• [INPUT MATERIAL]
┌──
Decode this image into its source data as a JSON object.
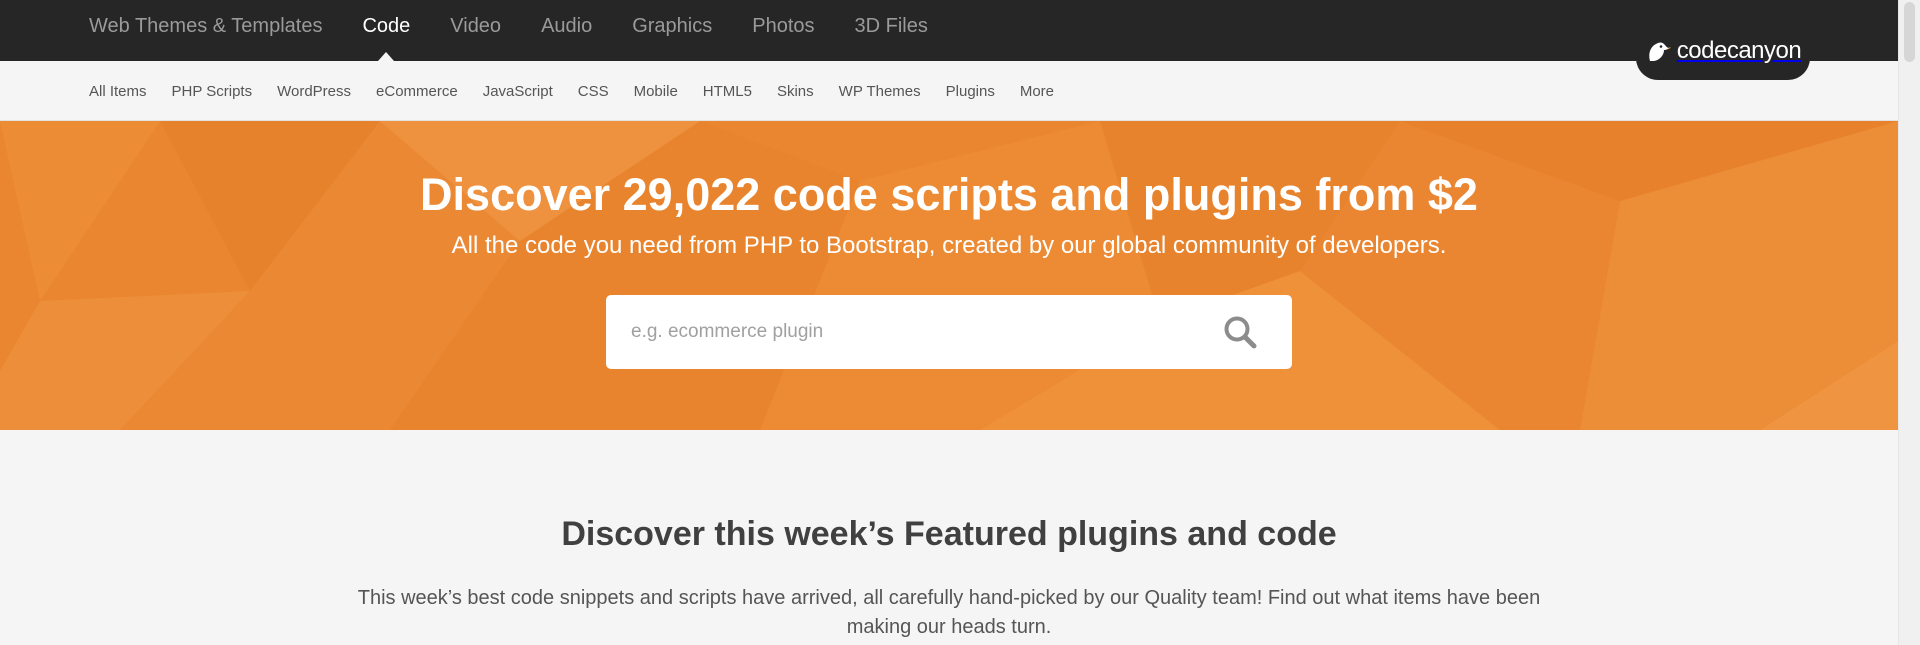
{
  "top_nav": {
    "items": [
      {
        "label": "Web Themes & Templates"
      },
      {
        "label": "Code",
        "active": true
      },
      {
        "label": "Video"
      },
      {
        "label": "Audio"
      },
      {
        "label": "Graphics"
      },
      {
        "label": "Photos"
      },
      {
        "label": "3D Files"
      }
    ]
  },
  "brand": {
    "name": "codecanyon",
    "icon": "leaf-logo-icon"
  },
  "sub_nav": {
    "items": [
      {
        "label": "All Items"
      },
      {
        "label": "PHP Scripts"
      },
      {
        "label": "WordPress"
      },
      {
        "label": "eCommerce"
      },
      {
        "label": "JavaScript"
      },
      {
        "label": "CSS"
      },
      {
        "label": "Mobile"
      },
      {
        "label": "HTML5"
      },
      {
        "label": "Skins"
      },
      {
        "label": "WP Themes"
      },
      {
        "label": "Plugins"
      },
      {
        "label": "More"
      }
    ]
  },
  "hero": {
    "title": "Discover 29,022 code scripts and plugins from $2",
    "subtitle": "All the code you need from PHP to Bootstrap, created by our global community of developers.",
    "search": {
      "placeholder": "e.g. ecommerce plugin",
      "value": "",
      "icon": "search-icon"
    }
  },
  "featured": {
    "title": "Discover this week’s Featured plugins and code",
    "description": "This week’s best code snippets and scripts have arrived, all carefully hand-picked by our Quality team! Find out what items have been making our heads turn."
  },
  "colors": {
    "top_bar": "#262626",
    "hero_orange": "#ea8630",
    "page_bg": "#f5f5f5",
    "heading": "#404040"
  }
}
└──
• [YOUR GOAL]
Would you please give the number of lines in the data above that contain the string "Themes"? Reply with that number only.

• [YOUR RESPONSE]
2